◆ DIRECTIONS FOR THIS TASK
Only a number is required: how many lines of the material contain the word "heading"?
++++ EXERCISE DATA ++++
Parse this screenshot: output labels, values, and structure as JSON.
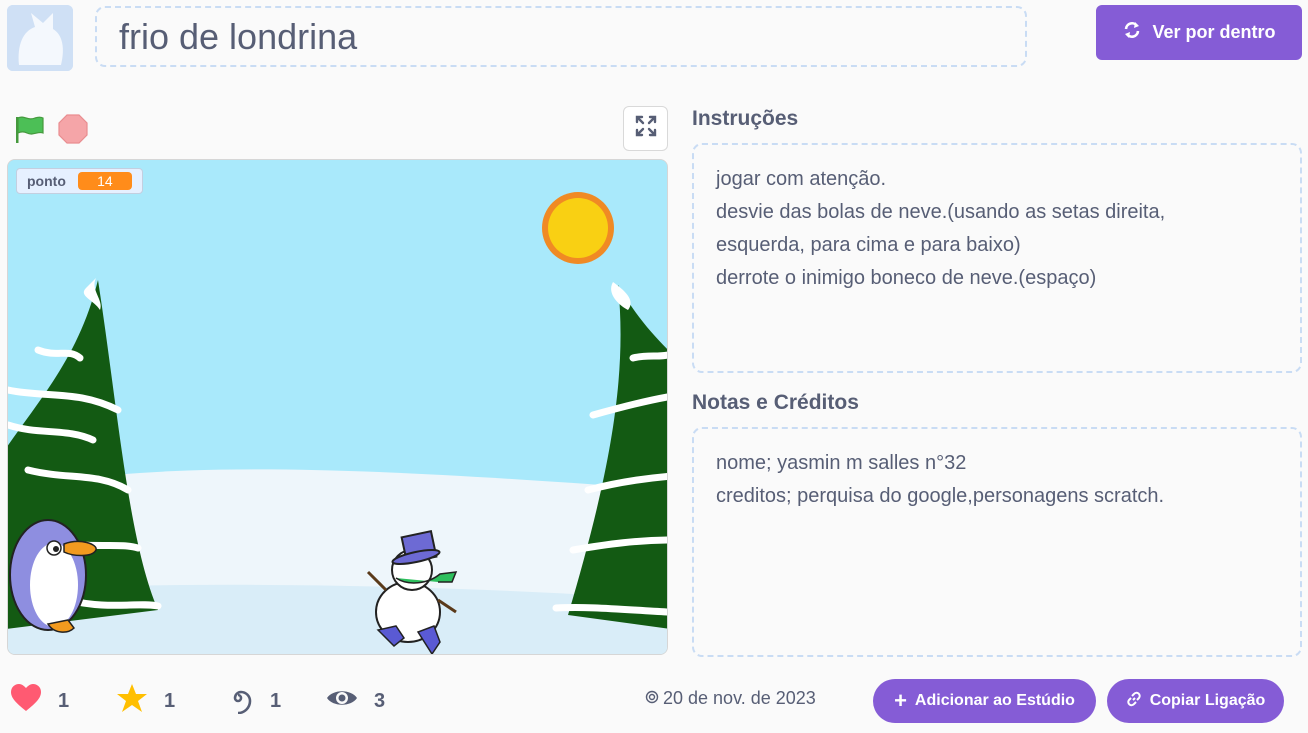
{
  "project": {
    "title": "frio de londrina",
    "see_inside_label": "Ver por dentro"
  },
  "stage": {
    "monitor_label": "ponto",
    "monitor_value": "14"
  },
  "instructions": {
    "heading": "Instruções",
    "lines": [
      "jogar com atenção.",
      "desvie das bolas de neve.(usando as setas direita,",
      "esquerda, para cima e para baixo)",
      "derrote o inimigo boneco de neve.(espaço)"
    ]
  },
  "notes": {
    "heading": "Notas e Créditos",
    "lines": [
      "nome; yasmin m salles n°32",
      "creditos; perquisa do google,personagens scratch."
    ]
  },
  "stats": {
    "loves": "1",
    "favorites": "1",
    "remixes": "1",
    "views": "3"
  },
  "date": "20 de nov. de 2023",
  "actions": {
    "add_to_studio": "Adicionar ao Estúdio",
    "copy_link": "Copiar Ligação"
  },
  "colors": {
    "accent": "#855cd6",
    "monitor_value": "#ff8c1a",
    "sky": "#a9e9fb"
  },
  "icons": {
    "green_flag": "green-flag-icon",
    "stop": "stop-icon",
    "fullscreen": "fullscreen-icon",
    "heart": "heart-icon",
    "star": "star-icon",
    "remix": "remix-icon",
    "eye": "eye-icon"
  }
}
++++
◆ REPLY
2